## Your instructions:
The lines to copy are those with "JSON" in them. Pull each one from the entries below.

## Listed entries:
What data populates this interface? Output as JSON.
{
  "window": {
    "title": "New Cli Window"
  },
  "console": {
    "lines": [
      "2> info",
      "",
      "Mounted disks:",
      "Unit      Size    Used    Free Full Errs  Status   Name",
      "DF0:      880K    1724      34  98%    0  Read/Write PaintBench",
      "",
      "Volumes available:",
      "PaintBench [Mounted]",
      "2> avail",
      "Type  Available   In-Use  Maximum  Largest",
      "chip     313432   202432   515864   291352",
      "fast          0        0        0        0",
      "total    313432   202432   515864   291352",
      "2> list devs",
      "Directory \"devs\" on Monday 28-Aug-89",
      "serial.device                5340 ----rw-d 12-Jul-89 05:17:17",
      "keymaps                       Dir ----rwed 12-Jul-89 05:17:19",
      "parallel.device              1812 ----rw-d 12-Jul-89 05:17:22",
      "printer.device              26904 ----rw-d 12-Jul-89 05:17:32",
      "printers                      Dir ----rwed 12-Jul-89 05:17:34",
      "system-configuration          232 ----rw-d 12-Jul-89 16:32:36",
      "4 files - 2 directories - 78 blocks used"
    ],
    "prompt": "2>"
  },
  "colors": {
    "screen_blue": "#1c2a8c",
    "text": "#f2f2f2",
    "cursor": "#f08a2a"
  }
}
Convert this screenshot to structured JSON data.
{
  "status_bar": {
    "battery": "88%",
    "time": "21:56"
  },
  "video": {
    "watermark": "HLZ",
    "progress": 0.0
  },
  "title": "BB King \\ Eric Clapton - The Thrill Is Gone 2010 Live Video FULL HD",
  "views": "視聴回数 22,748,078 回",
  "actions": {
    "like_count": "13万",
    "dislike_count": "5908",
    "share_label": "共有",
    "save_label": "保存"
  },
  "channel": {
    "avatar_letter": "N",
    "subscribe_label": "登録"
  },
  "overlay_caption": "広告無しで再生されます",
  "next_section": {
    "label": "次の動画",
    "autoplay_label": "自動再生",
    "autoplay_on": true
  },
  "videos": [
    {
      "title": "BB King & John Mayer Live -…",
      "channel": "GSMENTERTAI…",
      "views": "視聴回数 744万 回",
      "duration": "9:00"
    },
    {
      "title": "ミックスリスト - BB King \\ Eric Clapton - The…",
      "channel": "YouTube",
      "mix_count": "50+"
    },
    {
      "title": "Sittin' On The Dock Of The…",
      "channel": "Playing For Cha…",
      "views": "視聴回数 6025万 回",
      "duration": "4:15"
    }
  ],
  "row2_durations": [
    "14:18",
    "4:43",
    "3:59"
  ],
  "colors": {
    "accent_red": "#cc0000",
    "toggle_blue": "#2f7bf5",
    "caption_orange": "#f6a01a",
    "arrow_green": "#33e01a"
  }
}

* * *

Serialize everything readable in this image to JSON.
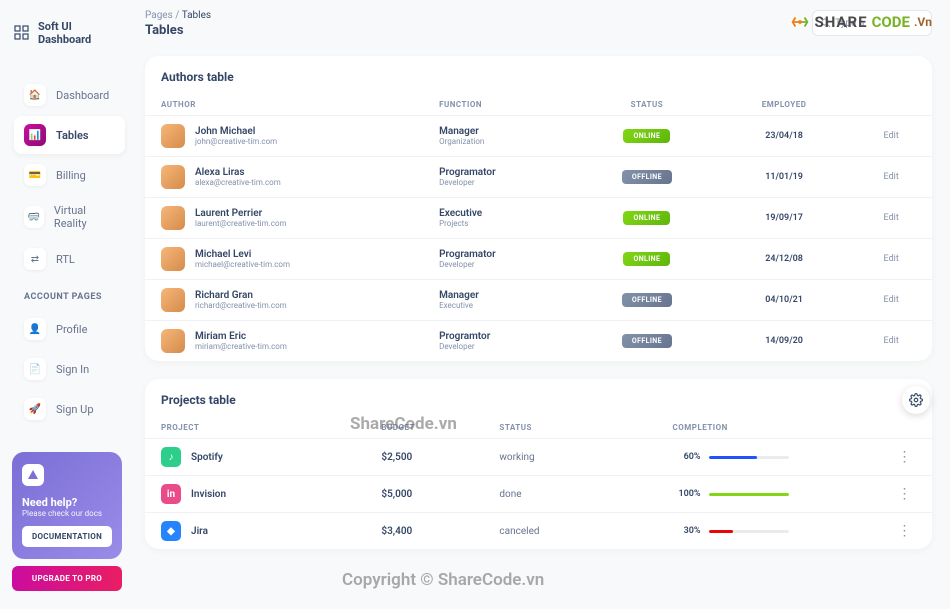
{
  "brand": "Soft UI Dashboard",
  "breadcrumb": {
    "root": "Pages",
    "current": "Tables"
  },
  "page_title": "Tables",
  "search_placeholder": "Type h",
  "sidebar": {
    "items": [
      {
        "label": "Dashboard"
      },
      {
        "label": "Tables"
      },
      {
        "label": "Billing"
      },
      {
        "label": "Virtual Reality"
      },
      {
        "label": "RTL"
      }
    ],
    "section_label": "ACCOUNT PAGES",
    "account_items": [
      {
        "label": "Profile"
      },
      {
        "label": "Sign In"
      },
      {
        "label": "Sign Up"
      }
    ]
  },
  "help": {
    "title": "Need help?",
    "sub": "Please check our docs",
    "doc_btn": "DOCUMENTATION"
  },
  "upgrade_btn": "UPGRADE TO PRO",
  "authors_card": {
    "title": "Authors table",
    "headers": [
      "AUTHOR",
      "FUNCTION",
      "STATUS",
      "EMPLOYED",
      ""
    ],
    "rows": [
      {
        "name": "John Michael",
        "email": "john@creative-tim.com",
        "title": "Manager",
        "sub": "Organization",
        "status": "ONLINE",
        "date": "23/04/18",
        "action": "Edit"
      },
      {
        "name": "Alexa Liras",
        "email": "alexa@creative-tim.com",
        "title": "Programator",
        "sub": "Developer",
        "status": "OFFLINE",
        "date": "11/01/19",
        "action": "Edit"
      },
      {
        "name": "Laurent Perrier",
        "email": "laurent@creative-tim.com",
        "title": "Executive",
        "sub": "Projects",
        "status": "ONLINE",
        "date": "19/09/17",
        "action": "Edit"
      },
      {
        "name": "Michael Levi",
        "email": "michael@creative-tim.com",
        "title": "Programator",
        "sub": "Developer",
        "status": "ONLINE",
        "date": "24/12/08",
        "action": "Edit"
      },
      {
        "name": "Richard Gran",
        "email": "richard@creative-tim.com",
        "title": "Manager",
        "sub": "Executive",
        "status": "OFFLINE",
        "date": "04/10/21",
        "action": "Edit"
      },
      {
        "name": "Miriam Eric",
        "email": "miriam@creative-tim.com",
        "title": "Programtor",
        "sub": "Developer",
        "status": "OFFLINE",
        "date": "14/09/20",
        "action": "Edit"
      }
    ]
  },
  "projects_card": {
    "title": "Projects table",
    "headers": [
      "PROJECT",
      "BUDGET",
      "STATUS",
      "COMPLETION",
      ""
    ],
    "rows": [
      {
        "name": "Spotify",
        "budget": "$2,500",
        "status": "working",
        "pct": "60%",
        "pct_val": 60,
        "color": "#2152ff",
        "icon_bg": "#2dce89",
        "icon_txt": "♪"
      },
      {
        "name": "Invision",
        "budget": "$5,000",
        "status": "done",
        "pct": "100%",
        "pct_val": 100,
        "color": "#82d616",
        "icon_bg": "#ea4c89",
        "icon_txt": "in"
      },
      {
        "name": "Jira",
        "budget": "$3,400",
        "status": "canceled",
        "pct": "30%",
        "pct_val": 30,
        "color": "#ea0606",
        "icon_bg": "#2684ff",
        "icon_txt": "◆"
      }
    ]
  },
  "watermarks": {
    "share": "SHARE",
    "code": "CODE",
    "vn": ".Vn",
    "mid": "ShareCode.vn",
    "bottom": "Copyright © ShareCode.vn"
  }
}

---

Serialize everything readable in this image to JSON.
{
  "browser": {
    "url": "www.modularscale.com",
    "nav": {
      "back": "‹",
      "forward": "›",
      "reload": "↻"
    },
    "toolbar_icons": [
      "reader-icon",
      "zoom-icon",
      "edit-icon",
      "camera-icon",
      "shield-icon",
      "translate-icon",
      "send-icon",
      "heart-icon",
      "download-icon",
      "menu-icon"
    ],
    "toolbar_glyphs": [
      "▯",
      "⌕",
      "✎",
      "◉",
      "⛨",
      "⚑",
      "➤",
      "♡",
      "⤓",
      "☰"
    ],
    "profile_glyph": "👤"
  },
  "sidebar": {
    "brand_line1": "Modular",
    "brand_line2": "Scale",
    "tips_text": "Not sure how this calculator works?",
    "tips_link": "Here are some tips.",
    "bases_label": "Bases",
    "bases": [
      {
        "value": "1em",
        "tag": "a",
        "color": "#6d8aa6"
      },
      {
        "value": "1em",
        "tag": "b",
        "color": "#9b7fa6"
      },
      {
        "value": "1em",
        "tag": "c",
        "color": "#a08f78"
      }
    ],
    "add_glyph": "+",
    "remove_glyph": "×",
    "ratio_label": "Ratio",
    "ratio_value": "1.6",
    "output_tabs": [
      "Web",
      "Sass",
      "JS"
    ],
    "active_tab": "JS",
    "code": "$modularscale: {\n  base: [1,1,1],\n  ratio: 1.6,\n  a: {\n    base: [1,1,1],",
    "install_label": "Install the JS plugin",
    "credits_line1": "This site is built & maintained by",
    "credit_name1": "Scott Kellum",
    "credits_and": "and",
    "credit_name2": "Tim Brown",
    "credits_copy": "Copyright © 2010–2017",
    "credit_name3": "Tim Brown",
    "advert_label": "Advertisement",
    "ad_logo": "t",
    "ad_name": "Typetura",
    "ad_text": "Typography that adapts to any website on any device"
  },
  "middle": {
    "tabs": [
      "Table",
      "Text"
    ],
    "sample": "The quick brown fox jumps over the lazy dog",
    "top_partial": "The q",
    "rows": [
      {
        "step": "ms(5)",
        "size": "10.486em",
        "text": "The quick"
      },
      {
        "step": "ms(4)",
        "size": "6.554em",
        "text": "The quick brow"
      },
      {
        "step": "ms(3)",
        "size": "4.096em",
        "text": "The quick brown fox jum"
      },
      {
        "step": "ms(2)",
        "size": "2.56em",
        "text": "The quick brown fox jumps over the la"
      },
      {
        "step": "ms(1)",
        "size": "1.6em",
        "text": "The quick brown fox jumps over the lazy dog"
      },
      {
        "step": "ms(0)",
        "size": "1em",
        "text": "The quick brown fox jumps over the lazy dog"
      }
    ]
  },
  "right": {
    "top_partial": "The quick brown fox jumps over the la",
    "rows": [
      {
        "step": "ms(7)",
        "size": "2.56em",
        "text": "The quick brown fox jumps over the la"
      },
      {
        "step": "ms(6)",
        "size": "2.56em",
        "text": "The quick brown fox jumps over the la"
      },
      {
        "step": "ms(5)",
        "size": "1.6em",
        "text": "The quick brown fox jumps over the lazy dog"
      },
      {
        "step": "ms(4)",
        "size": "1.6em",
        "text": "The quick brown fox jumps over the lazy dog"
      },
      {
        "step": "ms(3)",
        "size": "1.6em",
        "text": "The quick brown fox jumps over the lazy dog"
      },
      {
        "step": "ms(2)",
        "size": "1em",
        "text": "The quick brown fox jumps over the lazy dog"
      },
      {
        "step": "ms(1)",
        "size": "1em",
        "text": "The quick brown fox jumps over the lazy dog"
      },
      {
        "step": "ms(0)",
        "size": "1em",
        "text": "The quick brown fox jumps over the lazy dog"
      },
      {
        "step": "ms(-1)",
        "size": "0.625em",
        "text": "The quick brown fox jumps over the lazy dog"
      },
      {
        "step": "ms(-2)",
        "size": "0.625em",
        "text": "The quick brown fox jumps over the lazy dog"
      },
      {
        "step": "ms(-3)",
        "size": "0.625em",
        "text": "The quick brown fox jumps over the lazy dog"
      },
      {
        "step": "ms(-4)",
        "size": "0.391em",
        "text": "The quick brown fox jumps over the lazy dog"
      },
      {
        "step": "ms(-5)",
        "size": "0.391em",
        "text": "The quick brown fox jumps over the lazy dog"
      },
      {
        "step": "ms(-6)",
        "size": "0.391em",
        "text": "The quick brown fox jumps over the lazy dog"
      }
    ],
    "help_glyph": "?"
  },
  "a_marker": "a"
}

## Output for this task:
What data populates this interface? Output as JSON.
Convert this screenshot to structured JSON data.
Serialize everything readable in this image to JSON.
Serialize everything readable in this image to JSON.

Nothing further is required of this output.